(Work to complete) Please write out all of the records below exactly as they appear.
** Available data follows **
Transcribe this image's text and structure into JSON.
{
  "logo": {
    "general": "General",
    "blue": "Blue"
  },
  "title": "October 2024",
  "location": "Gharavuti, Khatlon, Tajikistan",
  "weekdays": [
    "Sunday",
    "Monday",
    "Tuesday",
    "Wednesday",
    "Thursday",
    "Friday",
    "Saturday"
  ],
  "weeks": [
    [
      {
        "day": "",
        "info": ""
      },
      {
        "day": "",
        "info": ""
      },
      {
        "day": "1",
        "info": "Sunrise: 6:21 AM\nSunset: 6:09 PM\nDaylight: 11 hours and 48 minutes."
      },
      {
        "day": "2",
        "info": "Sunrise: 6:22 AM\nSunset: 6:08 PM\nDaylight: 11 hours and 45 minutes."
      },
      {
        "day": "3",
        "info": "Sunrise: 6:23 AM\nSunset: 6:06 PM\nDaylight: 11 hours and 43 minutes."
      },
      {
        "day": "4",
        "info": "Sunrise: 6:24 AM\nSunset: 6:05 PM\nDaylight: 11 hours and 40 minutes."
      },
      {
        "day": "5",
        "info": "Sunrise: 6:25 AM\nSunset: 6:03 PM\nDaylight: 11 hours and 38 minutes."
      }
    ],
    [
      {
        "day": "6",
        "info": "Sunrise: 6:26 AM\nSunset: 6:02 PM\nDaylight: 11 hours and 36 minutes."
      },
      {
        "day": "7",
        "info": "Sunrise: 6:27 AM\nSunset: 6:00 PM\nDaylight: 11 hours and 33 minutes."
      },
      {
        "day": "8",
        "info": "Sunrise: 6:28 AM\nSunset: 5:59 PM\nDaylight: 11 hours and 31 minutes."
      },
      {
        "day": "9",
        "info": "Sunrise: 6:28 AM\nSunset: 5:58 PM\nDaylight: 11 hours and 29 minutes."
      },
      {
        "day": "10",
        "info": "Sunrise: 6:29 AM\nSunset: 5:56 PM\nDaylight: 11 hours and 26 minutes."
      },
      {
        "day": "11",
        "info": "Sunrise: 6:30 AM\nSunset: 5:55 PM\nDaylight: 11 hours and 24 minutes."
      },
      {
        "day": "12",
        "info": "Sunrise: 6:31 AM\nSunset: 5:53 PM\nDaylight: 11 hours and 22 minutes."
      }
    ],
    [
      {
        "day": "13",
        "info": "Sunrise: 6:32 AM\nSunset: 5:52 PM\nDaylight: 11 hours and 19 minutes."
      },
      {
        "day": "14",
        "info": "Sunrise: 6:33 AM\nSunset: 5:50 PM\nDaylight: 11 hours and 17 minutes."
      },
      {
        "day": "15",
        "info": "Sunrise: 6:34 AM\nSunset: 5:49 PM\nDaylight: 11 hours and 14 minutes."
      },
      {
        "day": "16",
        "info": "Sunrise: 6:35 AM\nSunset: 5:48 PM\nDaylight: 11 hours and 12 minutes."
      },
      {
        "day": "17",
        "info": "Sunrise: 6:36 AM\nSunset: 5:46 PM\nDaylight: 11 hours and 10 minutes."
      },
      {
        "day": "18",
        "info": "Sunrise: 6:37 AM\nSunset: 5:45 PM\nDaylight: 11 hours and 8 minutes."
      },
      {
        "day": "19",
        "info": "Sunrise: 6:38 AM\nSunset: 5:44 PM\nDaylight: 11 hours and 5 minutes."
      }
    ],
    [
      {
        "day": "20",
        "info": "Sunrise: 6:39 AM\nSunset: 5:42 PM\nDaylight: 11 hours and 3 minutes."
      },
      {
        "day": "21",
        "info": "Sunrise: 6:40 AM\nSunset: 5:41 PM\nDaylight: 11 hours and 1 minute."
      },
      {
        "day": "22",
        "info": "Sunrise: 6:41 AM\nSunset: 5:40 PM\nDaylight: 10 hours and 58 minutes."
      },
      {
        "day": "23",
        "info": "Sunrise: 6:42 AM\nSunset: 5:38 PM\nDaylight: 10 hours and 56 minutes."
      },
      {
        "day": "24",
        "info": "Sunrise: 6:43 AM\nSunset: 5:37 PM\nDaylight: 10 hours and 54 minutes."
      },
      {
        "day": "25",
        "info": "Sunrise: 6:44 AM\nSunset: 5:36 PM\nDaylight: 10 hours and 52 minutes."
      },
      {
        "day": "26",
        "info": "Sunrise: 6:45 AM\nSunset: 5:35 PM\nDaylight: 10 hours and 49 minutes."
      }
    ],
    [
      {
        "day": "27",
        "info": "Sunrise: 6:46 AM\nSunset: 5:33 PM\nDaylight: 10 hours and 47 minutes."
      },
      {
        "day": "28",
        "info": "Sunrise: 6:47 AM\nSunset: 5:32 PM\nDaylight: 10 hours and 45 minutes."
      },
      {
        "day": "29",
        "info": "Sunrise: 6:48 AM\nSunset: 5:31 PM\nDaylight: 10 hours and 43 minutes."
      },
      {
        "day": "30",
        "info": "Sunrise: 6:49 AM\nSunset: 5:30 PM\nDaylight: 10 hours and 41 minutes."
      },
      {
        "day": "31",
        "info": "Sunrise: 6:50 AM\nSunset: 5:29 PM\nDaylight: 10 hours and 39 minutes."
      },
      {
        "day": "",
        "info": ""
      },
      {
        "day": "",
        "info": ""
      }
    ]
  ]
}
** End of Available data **
(Answer for the task)
Transcribe this image's text and structure into JSON.
{
  "logo": {
    "general": "General",
    "blue": "Blue"
  },
  "title": "October 2024",
  "location": "Gharavuti, Khatlon, Tajikistan",
  "weekdays": [
    "Sunday",
    "Monday",
    "Tuesday",
    "Wednesday",
    "Thursday",
    "Friday",
    "Saturday"
  ],
  "weeks": [
    [
      {
        "day": "",
        "info": ""
      },
      {
        "day": "",
        "info": ""
      },
      {
        "day": "1",
        "info": "Sunrise: 6:21 AM\nSunset: 6:09 PM\nDaylight: 11 hours and 48 minutes."
      },
      {
        "day": "2",
        "info": "Sunrise: 6:22 AM\nSunset: 6:08 PM\nDaylight: 11 hours and 45 minutes."
      },
      {
        "day": "3",
        "info": "Sunrise: 6:23 AM\nSunset: 6:06 PM\nDaylight: 11 hours and 43 minutes."
      },
      {
        "day": "4",
        "info": "Sunrise: 6:24 AM\nSunset: 6:05 PM\nDaylight: 11 hours and 40 minutes."
      },
      {
        "day": "5",
        "info": "Sunrise: 6:25 AM\nSunset: 6:03 PM\nDaylight: 11 hours and 38 minutes."
      }
    ],
    [
      {
        "day": "6",
        "info": "Sunrise: 6:26 AM\nSunset: 6:02 PM\nDaylight: 11 hours and 36 minutes."
      },
      {
        "day": "7",
        "info": "Sunrise: 6:27 AM\nSunset: 6:00 PM\nDaylight: 11 hours and 33 minutes."
      },
      {
        "day": "8",
        "info": "Sunrise: 6:28 AM\nSunset: 5:59 PM\nDaylight: 11 hours and 31 minutes."
      },
      {
        "day": "9",
        "info": "Sunrise: 6:28 AM\nSunset: 5:58 PM\nDaylight: 11 hours and 29 minutes."
      },
      {
        "day": "10",
        "info": "Sunrise: 6:29 AM\nSunset: 5:56 PM\nDaylight: 11 hours and 26 minutes."
      },
      {
        "day": "11",
        "info": "Sunrise: 6:30 AM\nSunset: 5:55 PM\nDaylight: 11 hours and 24 minutes."
      },
      {
        "day": "12",
        "info": "Sunrise: 6:31 AM\nSunset: 5:53 PM\nDaylight: 11 hours and 22 minutes."
      }
    ],
    [
      {
        "day": "13",
        "info": "Sunrise: 6:32 AM\nSunset: 5:52 PM\nDaylight: 11 hours and 19 minutes."
      },
      {
        "day": "14",
        "info": "Sunrise: 6:33 AM\nSunset: 5:50 PM\nDaylight: 11 hours and 17 minutes."
      },
      {
        "day": "15",
        "info": "Sunrise: 6:34 AM\nSunset: 5:49 PM\nDaylight: 11 hours and 14 minutes."
      },
      {
        "day": "16",
        "info": "Sunrise: 6:35 AM\nSunset: 5:48 PM\nDaylight: 11 hours and 12 minutes."
      },
      {
        "day": "17",
        "info": "Sunrise: 6:36 AM\nSunset: 5:46 PM\nDaylight: 11 hours and 10 minutes."
      },
      {
        "day": "18",
        "info": "Sunrise: 6:37 AM\nSunset: 5:45 PM\nDaylight: 11 hours and 8 minutes."
      },
      {
        "day": "19",
        "info": "Sunrise: 6:38 AM\nSunset: 5:44 PM\nDaylight: 11 hours and 5 minutes."
      }
    ],
    [
      {
        "day": "20",
        "info": "Sunrise: 6:39 AM\nSunset: 5:42 PM\nDaylight: 11 hours and 3 minutes."
      },
      {
        "day": "21",
        "info": "Sunrise: 6:40 AM\nSunset: 5:41 PM\nDaylight: 11 hours and 1 minute."
      },
      {
        "day": "22",
        "info": "Sunrise: 6:41 AM\nSunset: 5:40 PM\nDaylight: 10 hours and 58 minutes."
      },
      {
        "day": "23",
        "info": "Sunrise: 6:42 AM\nSunset: 5:38 PM\nDaylight: 10 hours and 56 minutes."
      },
      {
        "day": "24",
        "info": "Sunrise: 6:43 AM\nSunset: 5:37 PM\nDaylight: 10 hours and 54 minutes."
      },
      {
        "day": "25",
        "info": "Sunrise: 6:44 AM\nSunset: 5:36 PM\nDaylight: 10 hours and 52 minutes."
      },
      {
        "day": "26",
        "info": "Sunrise: 6:45 AM\nSunset: 5:35 PM\nDaylight: 10 hours and 49 minutes."
      }
    ],
    [
      {
        "day": "27",
        "info": "Sunrise: 6:46 AM\nSunset: 5:33 PM\nDaylight: 10 hours and 47 minutes."
      },
      {
        "day": "28",
        "info": "Sunrise: 6:47 AM\nSunset: 5:32 PM\nDaylight: 10 hours and 45 minutes."
      },
      {
        "day": "29",
        "info": "Sunrise: 6:48 AM\nSunset: 5:31 PM\nDaylight: 10 hours and 43 minutes."
      },
      {
        "day": "30",
        "info": "Sunrise: 6:49 AM\nSunset: 5:30 PM\nDaylight: 10 hours and 41 minutes."
      },
      {
        "day": "31",
        "info": "Sunrise: 6:50 AM\nSunset: 5:29 PM\nDaylight: 10 hours and 39 minutes."
      },
      {
        "day": "",
        "info": ""
      },
      {
        "day": "",
        "info": ""
      }
    ]
  ]
}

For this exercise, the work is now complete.